(Beginning of Task data)

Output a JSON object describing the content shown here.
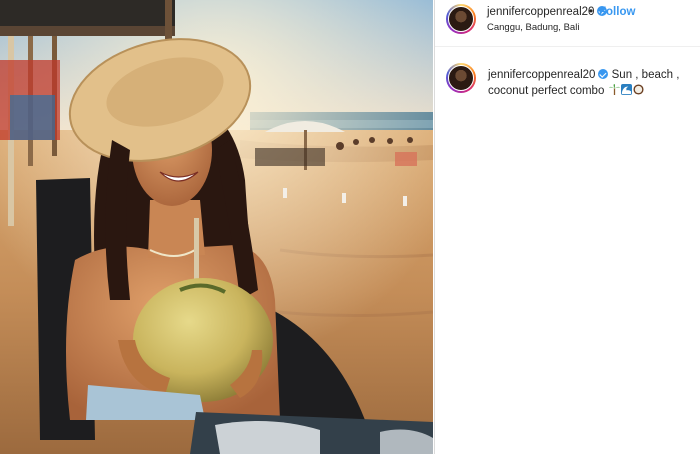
{
  "post": {
    "username": "jennifercoppenreal20",
    "separator": "•",
    "follow_label": "Follow",
    "location": "Canggu, Badung, Bali",
    "caption_text_line1": "Sun , beach ,",
    "caption_text_line2": "coconut perfect combo"
  },
  "icons": {
    "verified": "verified-badge-icon",
    "emojis": [
      "palm-tree-icon",
      "wave-icon",
      "coconut-icon"
    ]
  },
  "colors": {
    "link_blue": "#3897f0",
    "text": "#262626",
    "border": "#dbdbdb"
  }
}
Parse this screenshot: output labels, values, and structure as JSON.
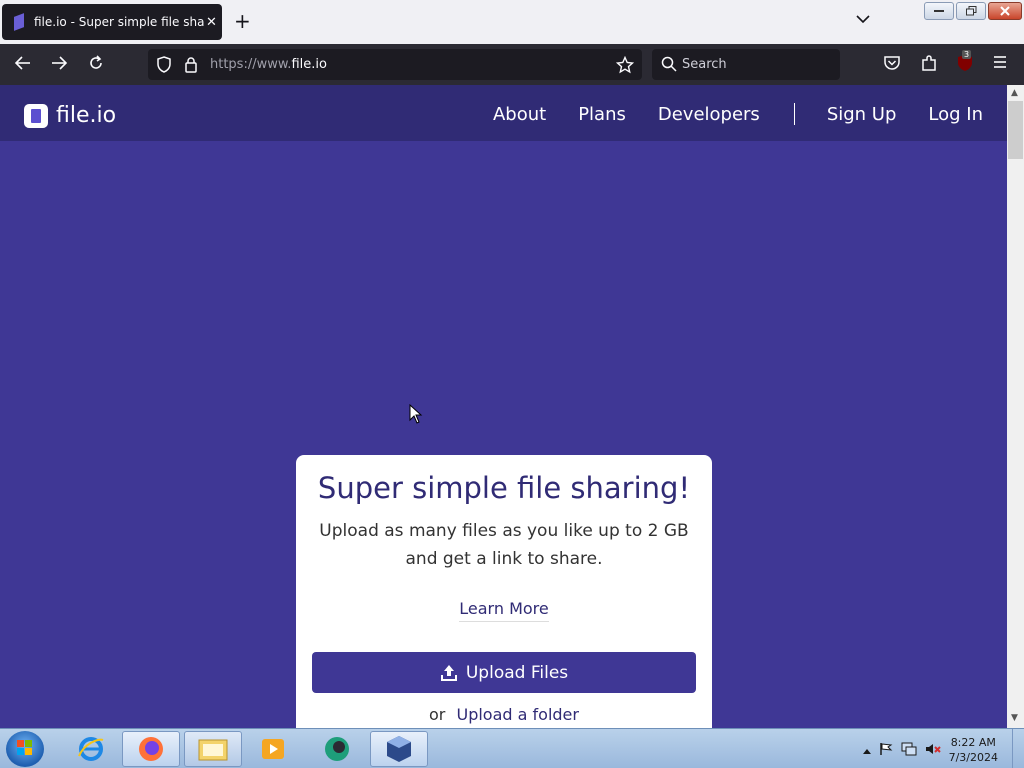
{
  "browser": {
    "tab_title": "file.io - Super simple file sharing",
    "tab_close": "✕",
    "new_tab": "+",
    "url_proto": "https://www.",
    "url_domain": "file.io",
    "search_placeholder": "Search",
    "extension_badge": "3"
  },
  "site": {
    "logo_text": "file.io",
    "nav": {
      "about": "About",
      "plans": "Plans",
      "developers": "Developers",
      "sign_up": "Sign Up",
      "log_in": "Log In"
    }
  },
  "card": {
    "title": "Super simple file sharing!",
    "subtitle": "Upload as many files as you like up to 2 GB and get a link to share.",
    "learn_more": "Learn More",
    "upload_button": "Upload Files",
    "or": "or",
    "upload_folder": "Upload a folder"
  },
  "taskbar": {
    "time": "8:22 AM",
    "date": "7/3/2024"
  },
  "colors": {
    "brand": "#3f3795",
    "brand_dark": "#302b75",
    "card": "#ffffff"
  }
}
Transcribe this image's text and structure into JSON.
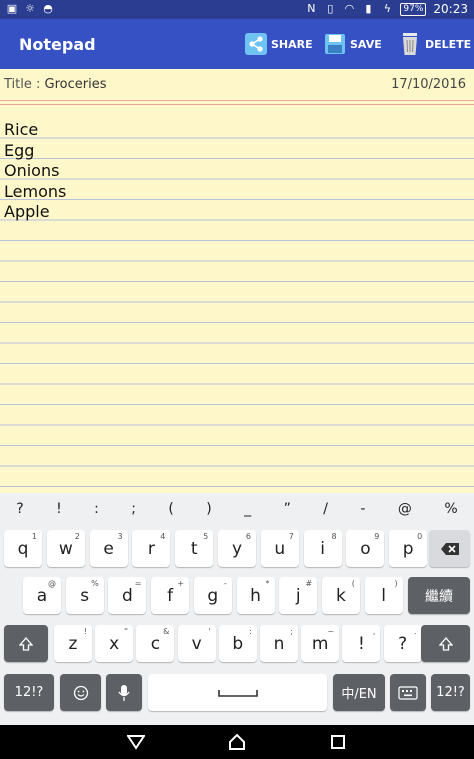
{
  "status_bar": {
    "time": "20:23",
    "battery": "97%"
  },
  "app": {
    "title": "Notepad"
  },
  "actions": {
    "share": "SHARE",
    "save": "SAVE",
    "delete": "DELETE"
  },
  "note": {
    "title_prefix": "Title : ",
    "title": "Groceries",
    "date": "17/10/2016",
    "lines": [
      "Rice",
      "Egg",
      "Onions",
      "Lemons",
      "Apple"
    ]
  },
  "keyboard": {
    "suggestions": [
      "?",
      "!",
      ":",
      ";",
      "(",
      ")",
      "_",
      "”",
      "/",
      "-",
      "@",
      "%"
    ],
    "row1": [
      {
        "k": "q",
        "s": "1"
      },
      {
        "k": "w",
        "s": "2"
      },
      {
        "k": "e",
        "s": "3"
      },
      {
        "k": "r",
        "s": "4"
      },
      {
        "k": "t",
        "s": "5"
      },
      {
        "k": "y",
        "s": "6"
      },
      {
        "k": "u",
        "s": "7"
      },
      {
        "k": "i",
        "s": "8"
      },
      {
        "k": "o",
        "s": "9"
      },
      {
        "k": "p",
        "s": "0"
      }
    ],
    "row2": [
      {
        "k": "a",
        "s": "@"
      },
      {
        "k": "s",
        "s": "%"
      },
      {
        "k": "d",
        "s": "="
      },
      {
        "k": "f",
        "s": "+"
      },
      {
        "k": "g",
        "s": "-"
      },
      {
        "k": "h",
        "s": "*"
      },
      {
        "k": "j",
        "s": "#"
      },
      {
        "k": "k",
        "s": "("
      },
      {
        "k": "l",
        "s": ")"
      }
    ],
    "row3": [
      {
        "k": "z",
        "s": "!"
      },
      {
        "k": "x",
        "s": "“"
      },
      {
        "k": "c",
        "s": "&"
      },
      {
        "k": "v",
        "s": "'"
      },
      {
        "k": "b",
        "s": ":"
      },
      {
        "k": "n",
        "s": ";"
      },
      {
        "k": "m",
        "s": "~"
      },
      {
        "k": "!",
        "s": ","
      },
      {
        "k": "?",
        "s": "."
      }
    ],
    "enter_label": "繼續",
    "sym_label": "12!?",
    "lang_label": "中/EN"
  },
  "colors": {
    "status_bar": "#2b3d91",
    "app_bar": "#3551c4",
    "paper": "#fef7c9",
    "rule": "#b7c2e0",
    "margin_rule": "#e8a59a"
  }
}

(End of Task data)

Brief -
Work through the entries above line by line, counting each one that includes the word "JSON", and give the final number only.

Exercise solution -
3